** Opening Records for this exercise block **

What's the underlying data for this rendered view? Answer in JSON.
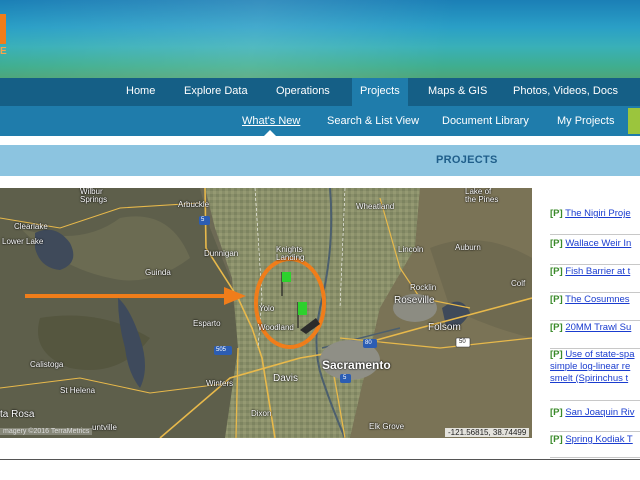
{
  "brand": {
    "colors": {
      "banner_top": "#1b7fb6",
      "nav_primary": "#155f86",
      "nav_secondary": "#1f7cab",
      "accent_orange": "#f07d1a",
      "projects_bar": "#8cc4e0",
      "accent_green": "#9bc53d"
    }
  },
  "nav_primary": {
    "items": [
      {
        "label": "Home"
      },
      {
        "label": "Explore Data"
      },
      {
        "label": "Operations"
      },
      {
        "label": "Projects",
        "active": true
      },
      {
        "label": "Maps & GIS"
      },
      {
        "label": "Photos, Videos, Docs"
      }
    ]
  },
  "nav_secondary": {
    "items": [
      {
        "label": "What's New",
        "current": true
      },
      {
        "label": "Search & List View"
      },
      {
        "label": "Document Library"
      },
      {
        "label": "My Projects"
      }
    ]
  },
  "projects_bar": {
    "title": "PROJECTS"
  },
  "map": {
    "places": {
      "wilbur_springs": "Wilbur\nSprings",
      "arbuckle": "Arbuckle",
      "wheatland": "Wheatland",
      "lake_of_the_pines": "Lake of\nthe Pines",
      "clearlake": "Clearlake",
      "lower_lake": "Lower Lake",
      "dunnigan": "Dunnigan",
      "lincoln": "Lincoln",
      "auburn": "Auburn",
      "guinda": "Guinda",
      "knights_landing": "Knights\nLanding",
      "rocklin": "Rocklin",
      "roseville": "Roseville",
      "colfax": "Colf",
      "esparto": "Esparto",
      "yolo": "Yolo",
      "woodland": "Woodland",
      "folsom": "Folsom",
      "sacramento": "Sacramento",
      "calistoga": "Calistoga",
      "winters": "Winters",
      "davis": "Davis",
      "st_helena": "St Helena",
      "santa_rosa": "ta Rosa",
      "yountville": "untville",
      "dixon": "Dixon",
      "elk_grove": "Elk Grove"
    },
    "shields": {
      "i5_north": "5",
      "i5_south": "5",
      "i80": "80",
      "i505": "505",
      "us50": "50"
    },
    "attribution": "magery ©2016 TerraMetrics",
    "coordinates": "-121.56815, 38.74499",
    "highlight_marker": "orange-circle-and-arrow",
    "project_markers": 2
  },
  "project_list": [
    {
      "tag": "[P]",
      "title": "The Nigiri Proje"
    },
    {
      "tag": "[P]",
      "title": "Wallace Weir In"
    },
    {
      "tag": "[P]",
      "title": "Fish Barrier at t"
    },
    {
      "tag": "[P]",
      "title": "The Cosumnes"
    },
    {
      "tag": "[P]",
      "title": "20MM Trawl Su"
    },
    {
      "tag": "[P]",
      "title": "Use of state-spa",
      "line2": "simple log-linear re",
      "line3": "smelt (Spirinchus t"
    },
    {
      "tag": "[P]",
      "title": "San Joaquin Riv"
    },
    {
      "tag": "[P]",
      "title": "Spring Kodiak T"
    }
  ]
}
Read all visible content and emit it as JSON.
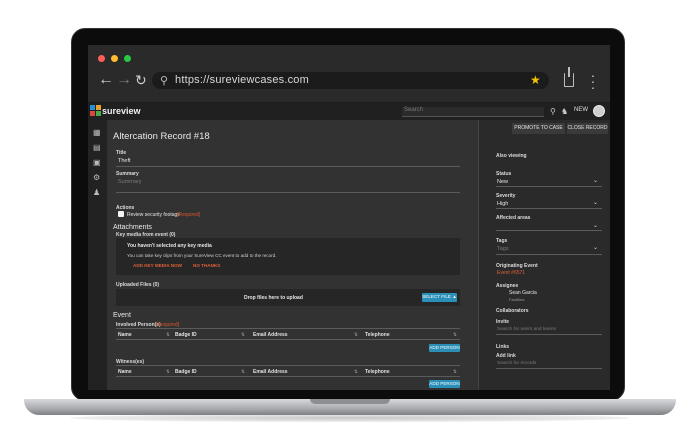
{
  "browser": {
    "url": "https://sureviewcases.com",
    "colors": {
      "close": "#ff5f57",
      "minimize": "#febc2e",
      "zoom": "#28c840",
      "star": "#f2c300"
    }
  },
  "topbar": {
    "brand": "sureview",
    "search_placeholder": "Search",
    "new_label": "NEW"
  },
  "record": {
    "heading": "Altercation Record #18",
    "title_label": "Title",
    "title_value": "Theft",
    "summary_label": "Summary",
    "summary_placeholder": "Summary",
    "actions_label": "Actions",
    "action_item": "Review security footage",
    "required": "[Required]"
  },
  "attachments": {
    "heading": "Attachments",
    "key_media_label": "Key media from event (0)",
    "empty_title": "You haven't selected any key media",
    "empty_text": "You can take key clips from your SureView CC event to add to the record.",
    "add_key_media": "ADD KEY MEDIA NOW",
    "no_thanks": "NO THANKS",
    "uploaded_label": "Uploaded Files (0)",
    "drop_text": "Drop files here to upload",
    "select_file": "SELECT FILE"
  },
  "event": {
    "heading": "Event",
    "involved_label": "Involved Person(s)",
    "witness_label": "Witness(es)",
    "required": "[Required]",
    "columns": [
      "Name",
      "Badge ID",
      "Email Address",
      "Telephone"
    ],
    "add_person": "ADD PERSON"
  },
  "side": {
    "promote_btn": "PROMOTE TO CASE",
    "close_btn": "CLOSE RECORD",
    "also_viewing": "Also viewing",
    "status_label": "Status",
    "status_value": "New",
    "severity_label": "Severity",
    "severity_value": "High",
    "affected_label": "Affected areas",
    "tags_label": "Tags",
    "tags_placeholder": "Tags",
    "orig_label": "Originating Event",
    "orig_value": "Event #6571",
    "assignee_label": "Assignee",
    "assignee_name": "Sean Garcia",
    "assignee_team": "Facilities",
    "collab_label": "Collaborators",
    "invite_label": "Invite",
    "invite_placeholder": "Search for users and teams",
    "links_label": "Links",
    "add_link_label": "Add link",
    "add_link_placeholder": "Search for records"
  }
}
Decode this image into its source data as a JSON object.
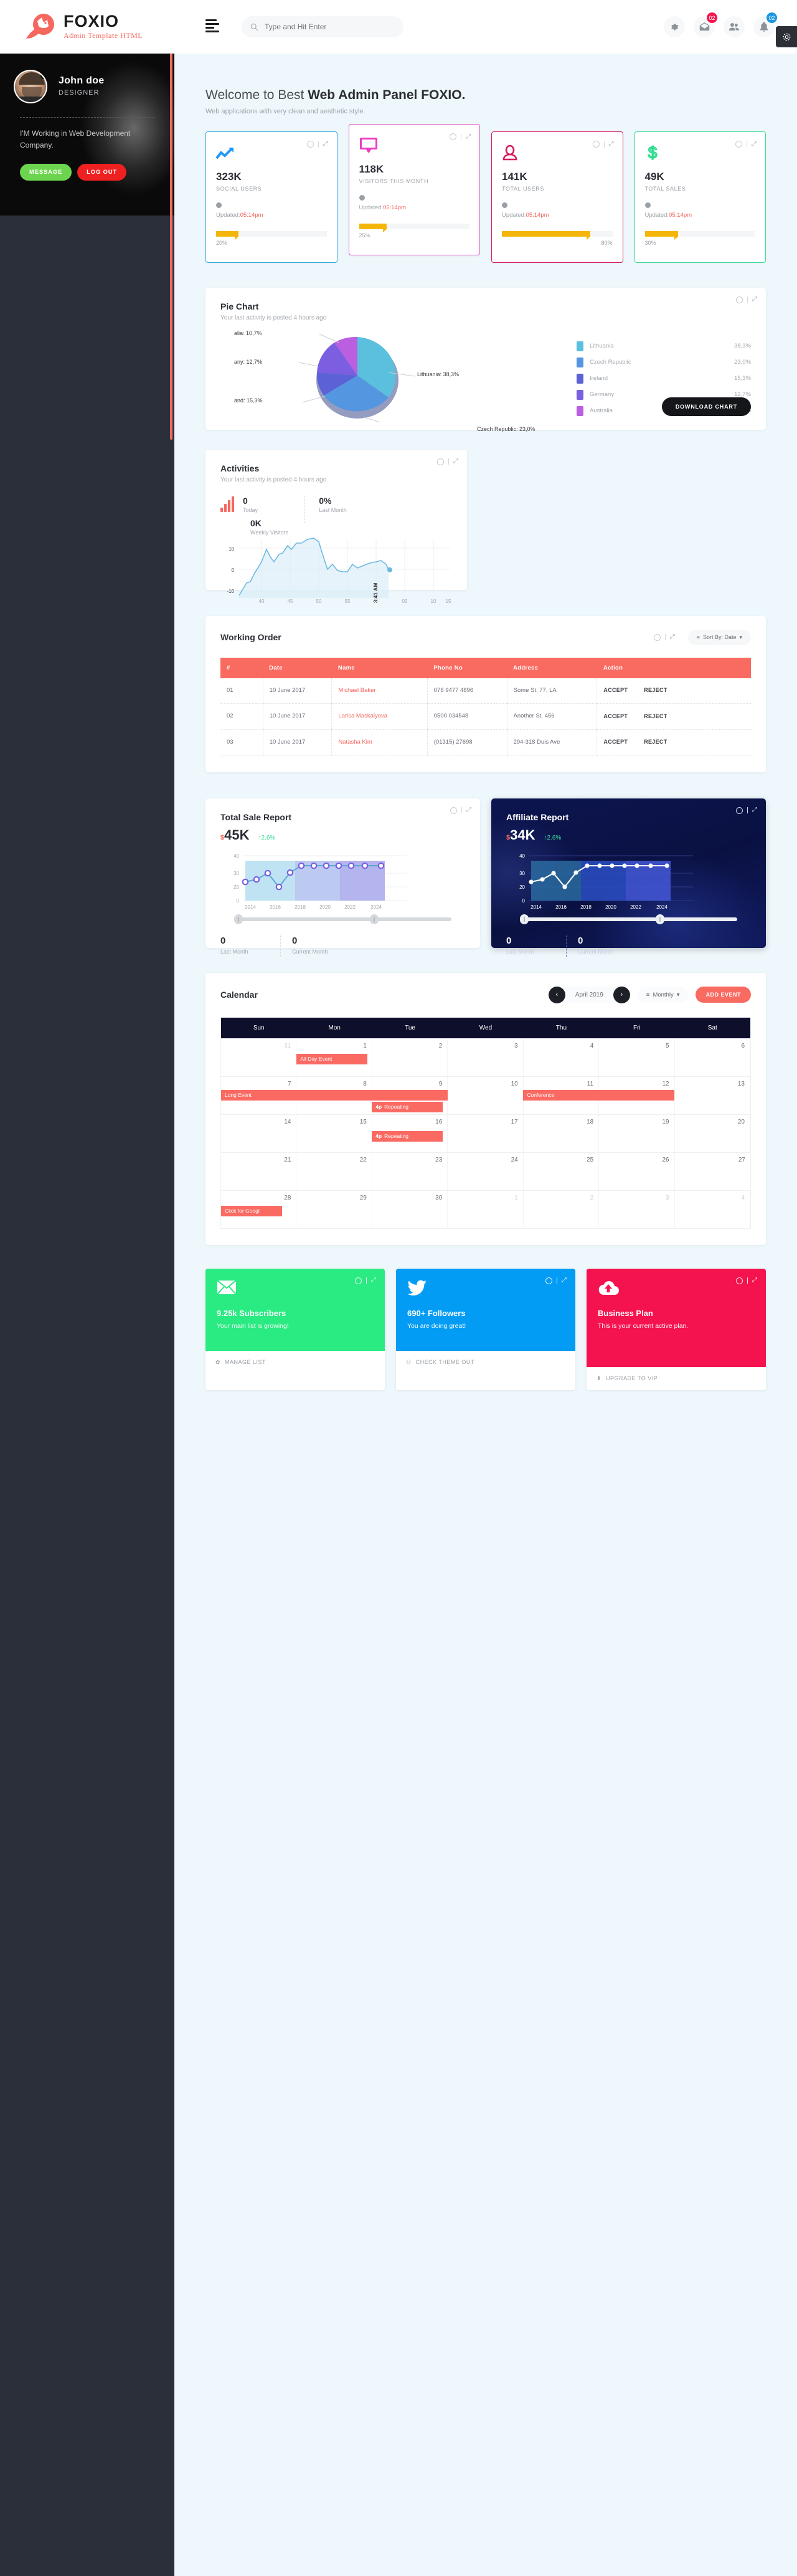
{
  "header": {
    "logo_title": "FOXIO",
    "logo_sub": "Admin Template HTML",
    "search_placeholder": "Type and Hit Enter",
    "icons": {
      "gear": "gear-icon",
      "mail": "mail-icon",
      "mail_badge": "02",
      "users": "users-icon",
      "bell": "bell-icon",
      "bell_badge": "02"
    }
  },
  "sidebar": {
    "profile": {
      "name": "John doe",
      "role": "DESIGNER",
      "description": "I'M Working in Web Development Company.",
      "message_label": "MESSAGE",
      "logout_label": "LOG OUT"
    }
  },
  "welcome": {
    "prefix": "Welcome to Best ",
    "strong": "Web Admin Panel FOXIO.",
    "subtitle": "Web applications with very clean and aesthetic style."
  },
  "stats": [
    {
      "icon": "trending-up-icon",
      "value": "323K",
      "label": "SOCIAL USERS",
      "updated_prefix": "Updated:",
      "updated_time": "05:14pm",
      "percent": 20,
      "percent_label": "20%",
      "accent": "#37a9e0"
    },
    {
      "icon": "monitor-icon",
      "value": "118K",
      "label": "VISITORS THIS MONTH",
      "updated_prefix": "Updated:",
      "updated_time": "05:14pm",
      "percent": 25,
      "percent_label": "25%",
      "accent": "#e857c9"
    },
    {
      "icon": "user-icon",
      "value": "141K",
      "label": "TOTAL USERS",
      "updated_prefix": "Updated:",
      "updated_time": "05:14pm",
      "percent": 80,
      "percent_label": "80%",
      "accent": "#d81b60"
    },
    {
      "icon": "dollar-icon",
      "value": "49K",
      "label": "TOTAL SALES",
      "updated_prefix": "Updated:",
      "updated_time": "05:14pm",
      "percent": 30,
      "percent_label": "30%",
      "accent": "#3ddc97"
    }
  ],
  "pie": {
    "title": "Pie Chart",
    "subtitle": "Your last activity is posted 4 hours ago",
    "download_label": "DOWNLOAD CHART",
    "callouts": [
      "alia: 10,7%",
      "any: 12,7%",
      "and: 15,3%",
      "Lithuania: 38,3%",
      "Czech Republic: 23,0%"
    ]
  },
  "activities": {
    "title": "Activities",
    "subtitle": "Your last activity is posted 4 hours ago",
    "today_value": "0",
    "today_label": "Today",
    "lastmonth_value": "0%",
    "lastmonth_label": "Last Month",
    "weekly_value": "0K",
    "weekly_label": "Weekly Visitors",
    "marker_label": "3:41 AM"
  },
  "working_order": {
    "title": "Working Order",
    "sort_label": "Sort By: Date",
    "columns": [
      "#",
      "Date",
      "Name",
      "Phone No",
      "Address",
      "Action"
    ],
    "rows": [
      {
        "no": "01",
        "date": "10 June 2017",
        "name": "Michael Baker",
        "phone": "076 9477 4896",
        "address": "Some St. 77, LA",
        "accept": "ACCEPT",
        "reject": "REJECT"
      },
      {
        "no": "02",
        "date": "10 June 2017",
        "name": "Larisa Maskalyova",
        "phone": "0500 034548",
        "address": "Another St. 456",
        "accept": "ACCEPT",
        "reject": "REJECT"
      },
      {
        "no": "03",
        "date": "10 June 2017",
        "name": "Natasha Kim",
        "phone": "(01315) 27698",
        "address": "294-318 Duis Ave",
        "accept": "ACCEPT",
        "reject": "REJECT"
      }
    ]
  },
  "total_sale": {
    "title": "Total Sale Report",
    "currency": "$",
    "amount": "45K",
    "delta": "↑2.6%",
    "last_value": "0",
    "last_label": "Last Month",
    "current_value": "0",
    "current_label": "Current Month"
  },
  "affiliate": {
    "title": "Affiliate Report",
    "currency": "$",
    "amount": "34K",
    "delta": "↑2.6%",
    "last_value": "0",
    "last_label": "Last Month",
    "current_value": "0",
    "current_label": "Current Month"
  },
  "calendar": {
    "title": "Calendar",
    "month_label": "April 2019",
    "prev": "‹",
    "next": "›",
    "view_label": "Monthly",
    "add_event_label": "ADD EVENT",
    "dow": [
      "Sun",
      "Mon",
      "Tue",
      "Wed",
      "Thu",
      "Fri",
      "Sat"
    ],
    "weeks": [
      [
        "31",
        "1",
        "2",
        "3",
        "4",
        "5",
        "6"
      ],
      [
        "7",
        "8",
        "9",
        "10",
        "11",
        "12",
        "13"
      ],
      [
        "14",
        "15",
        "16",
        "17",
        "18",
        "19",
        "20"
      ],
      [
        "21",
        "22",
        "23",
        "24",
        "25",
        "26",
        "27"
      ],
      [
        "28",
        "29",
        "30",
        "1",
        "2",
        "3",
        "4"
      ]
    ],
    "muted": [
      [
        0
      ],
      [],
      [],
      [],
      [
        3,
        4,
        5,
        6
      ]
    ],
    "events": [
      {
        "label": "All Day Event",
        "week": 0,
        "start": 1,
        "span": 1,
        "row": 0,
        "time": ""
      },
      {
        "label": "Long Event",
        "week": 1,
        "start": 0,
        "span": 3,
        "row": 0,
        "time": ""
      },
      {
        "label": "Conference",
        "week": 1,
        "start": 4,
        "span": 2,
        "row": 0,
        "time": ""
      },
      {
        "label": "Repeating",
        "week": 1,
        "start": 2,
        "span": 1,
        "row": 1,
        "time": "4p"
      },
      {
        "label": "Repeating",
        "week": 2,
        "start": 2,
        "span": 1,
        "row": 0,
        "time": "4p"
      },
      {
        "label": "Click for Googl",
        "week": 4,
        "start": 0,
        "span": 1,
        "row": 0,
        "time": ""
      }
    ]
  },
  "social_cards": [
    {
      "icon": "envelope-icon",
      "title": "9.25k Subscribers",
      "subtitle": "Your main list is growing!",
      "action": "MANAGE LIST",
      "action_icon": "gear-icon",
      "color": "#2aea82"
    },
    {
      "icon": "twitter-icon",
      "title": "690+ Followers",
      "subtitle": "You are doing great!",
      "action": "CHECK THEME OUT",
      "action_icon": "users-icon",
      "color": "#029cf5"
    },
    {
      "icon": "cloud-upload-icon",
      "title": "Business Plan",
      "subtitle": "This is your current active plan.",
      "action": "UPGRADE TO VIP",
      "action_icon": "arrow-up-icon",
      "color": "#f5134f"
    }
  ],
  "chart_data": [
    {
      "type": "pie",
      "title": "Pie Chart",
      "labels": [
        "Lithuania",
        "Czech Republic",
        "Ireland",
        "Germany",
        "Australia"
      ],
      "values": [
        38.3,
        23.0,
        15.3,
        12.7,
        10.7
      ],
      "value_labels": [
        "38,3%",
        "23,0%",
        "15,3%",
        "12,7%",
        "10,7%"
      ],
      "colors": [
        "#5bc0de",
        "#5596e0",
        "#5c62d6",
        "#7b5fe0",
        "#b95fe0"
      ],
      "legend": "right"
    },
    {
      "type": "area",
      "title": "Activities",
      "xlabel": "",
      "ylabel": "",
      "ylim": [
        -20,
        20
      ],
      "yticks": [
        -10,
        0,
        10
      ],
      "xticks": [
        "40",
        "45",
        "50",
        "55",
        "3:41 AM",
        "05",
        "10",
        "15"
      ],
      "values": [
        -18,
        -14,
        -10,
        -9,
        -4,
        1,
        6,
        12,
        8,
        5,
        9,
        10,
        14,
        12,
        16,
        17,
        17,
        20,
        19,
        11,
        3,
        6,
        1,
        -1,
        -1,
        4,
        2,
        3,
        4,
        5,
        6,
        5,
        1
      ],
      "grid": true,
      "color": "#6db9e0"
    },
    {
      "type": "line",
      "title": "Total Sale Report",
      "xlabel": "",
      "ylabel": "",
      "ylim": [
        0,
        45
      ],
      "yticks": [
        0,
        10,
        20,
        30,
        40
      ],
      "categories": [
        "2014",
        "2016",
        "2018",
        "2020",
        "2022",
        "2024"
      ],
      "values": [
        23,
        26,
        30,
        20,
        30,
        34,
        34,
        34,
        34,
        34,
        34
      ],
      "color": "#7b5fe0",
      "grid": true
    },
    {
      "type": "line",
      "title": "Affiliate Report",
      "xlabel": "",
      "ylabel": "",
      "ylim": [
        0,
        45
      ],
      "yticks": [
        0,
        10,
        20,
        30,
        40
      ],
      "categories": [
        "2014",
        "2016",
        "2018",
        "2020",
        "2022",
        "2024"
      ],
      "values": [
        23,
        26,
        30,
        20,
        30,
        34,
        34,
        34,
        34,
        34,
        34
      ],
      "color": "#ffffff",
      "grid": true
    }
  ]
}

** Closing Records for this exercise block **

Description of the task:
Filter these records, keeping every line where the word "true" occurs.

Result:
        "active": true
        "current": true
      "grid": true,
      "grid": true
      "grid": true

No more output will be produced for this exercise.